- _The problem_
Only lines that contain the word "上证指数" belong in the answer; copy them from the records below.

Dataset records section start

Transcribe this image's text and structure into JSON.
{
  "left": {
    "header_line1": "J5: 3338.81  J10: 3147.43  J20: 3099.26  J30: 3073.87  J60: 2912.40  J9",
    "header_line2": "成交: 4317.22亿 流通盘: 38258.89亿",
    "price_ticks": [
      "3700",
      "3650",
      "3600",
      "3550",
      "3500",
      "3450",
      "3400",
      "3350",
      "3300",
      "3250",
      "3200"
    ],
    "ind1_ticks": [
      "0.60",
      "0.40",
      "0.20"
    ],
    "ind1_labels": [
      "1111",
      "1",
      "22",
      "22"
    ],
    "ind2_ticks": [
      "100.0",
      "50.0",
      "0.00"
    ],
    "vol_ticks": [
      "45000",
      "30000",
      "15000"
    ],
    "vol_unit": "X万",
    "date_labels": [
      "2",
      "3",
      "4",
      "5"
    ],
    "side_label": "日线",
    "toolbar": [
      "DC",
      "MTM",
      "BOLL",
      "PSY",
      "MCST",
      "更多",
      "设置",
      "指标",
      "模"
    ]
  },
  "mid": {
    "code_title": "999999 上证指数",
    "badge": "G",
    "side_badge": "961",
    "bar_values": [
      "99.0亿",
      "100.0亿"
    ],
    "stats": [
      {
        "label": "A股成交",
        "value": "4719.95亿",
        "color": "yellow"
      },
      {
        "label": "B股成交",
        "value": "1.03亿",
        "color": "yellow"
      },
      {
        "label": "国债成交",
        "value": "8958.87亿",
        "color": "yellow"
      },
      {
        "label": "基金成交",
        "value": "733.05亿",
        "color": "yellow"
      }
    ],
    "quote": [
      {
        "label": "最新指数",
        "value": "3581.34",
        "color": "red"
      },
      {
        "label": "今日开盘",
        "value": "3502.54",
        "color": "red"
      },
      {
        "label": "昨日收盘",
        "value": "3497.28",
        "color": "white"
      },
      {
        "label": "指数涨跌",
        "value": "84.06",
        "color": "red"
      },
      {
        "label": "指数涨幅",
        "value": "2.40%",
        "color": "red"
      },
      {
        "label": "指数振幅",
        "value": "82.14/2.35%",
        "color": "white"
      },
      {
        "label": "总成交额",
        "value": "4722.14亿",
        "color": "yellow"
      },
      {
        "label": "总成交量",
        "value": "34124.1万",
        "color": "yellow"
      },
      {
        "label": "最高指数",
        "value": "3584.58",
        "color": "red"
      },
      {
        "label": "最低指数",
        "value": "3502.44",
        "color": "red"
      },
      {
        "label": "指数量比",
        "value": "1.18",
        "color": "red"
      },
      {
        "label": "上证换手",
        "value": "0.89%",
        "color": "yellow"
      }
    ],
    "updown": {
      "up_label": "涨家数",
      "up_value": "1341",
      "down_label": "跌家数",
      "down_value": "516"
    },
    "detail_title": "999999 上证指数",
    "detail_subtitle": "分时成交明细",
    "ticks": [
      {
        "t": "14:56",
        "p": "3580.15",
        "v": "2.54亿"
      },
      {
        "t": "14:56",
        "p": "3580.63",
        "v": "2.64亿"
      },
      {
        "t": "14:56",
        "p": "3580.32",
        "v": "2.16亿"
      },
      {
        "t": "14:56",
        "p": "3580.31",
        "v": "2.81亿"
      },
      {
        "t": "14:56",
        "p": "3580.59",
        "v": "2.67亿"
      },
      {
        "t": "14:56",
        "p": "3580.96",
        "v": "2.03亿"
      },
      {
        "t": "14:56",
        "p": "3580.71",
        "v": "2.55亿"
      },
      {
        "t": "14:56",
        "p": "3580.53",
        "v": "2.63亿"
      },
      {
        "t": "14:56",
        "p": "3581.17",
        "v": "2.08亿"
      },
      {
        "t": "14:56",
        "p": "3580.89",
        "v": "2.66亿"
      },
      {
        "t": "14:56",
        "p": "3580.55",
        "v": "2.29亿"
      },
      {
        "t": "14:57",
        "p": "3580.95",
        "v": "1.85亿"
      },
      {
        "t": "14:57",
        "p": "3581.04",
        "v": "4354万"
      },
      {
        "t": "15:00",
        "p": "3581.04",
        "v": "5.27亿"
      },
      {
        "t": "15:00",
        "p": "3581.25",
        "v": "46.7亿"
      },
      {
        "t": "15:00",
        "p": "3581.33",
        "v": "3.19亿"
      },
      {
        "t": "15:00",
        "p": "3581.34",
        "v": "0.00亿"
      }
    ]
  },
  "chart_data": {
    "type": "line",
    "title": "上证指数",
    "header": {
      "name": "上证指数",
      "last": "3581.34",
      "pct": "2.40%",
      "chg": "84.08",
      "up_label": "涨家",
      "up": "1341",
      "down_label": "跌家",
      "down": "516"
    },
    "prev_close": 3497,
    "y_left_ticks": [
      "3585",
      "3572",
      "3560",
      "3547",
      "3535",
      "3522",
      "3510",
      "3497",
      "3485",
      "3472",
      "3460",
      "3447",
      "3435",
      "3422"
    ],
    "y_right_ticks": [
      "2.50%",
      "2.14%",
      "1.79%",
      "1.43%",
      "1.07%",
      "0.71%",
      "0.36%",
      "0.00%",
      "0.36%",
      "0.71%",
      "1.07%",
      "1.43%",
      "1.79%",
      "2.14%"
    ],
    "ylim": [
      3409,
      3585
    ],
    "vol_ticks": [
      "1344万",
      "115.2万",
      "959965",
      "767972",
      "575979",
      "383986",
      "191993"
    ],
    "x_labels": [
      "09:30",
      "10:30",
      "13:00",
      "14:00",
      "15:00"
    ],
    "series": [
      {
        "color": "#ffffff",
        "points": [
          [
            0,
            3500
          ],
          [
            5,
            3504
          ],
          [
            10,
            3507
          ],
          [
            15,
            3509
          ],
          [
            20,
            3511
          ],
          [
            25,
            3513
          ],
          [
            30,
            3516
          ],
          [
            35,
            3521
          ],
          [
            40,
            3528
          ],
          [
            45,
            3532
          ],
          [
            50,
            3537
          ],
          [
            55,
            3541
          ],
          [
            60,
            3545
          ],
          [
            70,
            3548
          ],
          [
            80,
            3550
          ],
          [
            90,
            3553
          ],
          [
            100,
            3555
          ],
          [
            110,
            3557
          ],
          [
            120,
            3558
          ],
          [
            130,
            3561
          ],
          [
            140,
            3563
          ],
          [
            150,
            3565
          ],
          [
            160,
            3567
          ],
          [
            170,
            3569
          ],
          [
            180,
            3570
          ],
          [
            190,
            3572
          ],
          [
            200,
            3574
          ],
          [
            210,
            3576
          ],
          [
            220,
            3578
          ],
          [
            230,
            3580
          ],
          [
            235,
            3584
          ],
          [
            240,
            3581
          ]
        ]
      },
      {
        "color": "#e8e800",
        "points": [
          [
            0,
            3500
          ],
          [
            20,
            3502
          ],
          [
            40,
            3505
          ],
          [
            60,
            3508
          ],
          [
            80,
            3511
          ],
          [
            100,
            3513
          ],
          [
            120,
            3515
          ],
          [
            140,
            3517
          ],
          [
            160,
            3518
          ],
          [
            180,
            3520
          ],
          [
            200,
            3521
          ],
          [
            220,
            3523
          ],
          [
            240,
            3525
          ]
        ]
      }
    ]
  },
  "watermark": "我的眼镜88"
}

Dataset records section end

- _Solved problem_
    "code_title": "999999 上证指数",
    "detail_title": "999999 上证指数",
    "title": "上证指数",
      "name": "上证指数",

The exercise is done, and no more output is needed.